#### EXERCISE MATERIAL
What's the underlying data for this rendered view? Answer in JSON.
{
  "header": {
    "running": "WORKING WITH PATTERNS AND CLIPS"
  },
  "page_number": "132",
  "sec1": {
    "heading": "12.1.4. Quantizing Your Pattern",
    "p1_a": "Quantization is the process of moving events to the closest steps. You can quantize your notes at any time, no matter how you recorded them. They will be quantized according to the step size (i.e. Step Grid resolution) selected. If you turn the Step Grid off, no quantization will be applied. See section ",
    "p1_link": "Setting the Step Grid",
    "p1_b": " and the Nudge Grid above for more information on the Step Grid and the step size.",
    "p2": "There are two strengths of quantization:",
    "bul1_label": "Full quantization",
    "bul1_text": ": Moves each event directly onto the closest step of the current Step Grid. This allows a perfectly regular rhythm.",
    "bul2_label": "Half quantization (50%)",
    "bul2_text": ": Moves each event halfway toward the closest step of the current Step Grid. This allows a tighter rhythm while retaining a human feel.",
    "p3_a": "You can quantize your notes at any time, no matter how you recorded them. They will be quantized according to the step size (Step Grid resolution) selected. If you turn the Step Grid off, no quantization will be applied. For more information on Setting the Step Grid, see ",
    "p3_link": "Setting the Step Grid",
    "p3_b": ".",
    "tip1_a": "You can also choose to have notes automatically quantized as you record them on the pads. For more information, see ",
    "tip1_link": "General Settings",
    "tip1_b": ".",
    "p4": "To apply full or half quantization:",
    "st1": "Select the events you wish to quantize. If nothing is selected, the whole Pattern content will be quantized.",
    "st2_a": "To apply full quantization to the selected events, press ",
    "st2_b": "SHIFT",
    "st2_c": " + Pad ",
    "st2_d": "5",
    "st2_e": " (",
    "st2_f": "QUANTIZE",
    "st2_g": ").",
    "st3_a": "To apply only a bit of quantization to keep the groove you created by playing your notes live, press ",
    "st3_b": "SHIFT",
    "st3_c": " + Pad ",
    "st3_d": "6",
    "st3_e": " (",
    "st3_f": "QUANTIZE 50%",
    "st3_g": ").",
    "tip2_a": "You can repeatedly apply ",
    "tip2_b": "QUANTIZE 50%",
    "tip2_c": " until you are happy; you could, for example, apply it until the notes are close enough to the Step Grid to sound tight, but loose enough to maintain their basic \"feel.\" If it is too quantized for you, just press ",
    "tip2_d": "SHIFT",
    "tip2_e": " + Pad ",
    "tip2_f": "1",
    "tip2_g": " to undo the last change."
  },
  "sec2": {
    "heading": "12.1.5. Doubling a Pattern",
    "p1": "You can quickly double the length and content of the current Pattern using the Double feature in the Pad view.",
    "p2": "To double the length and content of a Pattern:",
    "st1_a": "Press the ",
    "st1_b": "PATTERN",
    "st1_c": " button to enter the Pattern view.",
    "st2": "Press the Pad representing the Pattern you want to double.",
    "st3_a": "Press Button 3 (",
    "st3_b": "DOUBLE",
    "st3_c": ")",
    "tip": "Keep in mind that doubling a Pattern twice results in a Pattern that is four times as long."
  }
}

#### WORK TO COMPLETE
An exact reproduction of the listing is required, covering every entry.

#### RESULT
What's the underlying data for this rendered view? Answer in JSON.
{
  "header": {
    "running": "WORKING WITH PATTERNS AND CLIPS"
  },
  "page_number": "132",
  "sec1": {
    "heading": "12.1.4. Quantizing Your Pattern",
    "p1_a": "Quantization is the process of moving events to the closest steps. You can quantize your notes at any time, no matter how you recorded them. They will be quantized according to the step size (i.e. Step Grid resolution) selected. If you turn the Step Grid off, no quantization will be applied. See section ",
    "p1_link": "Setting the Step Grid",
    "p1_b": " and the Nudge Grid above for more information on the Step Grid and the step size.",
    "p2": "There are two strengths of quantization:",
    "bul1_label": "Full quantization",
    "bul1_text": ": Moves each event directly onto the closest step of the current Step Grid. This allows a perfectly regular rhythm.",
    "bul2_label": "Half quantization (50%)",
    "bul2_text": ": Moves each event halfway toward the closest step of the current Step Grid. This allows a tighter rhythm while retaining a human feel.",
    "p3_a": "You can quantize your notes at any time, no matter how you recorded them. They will be quantized according to the step size (Step Grid resolution) selected. If you turn the Step Grid off, no quantization will be applied. For more information on Setting the Step Grid, see ",
    "p3_link": "Setting the Step Grid",
    "p3_b": ".",
    "tip1_a": "You can also choose to have notes automatically quantized as you record them on the pads. For more information, see ",
    "tip1_link": "General Settings",
    "tip1_b": ".",
    "p4": "To apply full or half quantization:",
    "st1": "Select the events you wish to quantize. If nothing is selected, the whole Pattern content will be quantized.",
    "st2_a": "To apply full quantization to the selected events, press ",
    "st2_b": "SHIFT",
    "st2_c": " + Pad ",
    "st2_d": "5",
    "st2_e": " (",
    "st2_f": "QUANTIZE",
    "st2_g": ").",
    "st3_a": "To apply only a bit of quantization to keep the groove you created by playing your notes live, press ",
    "st3_b": "SHIFT",
    "st3_c": " + Pad ",
    "st3_d": "6",
    "st3_e": " (",
    "st3_f": "QUANTIZE 50%",
    "st3_g": ").",
    "tip2_a": "You can repeatedly apply ",
    "tip2_b": "QUANTIZE 50%",
    "tip2_c": " until you are happy; you could, for example, apply it until the notes are close enough to the Step Grid to sound tight, but loose enough to maintain their basic \"feel.\" If it is too quantized for you, just press ",
    "tip2_d": "SHIFT",
    "tip2_e": " + Pad ",
    "tip2_f": "1",
    "tip2_g": " to undo the last change."
  },
  "sec2": {
    "heading": "12.1.5. Doubling a Pattern",
    "p1": "You can quickly double the length and content of the current Pattern using the Double feature in the Pad view.",
    "p2": "To double the length and content of a Pattern:",
    "st1_a": "Press the ",
    "st1_b": "PATTERN",
    "st1_c": " button to enter the Pattern view.",
    "st2": "Press the Pad representing the Pattern you want to double.",
    "st3_a": "Press Button 3 (",
    "st3_b": "DOUBLE",
    "st3_c": ")",
    "tip": "Keep in mind that doubling a Pattern twice results in a Pattern that is four times as long."
  }
}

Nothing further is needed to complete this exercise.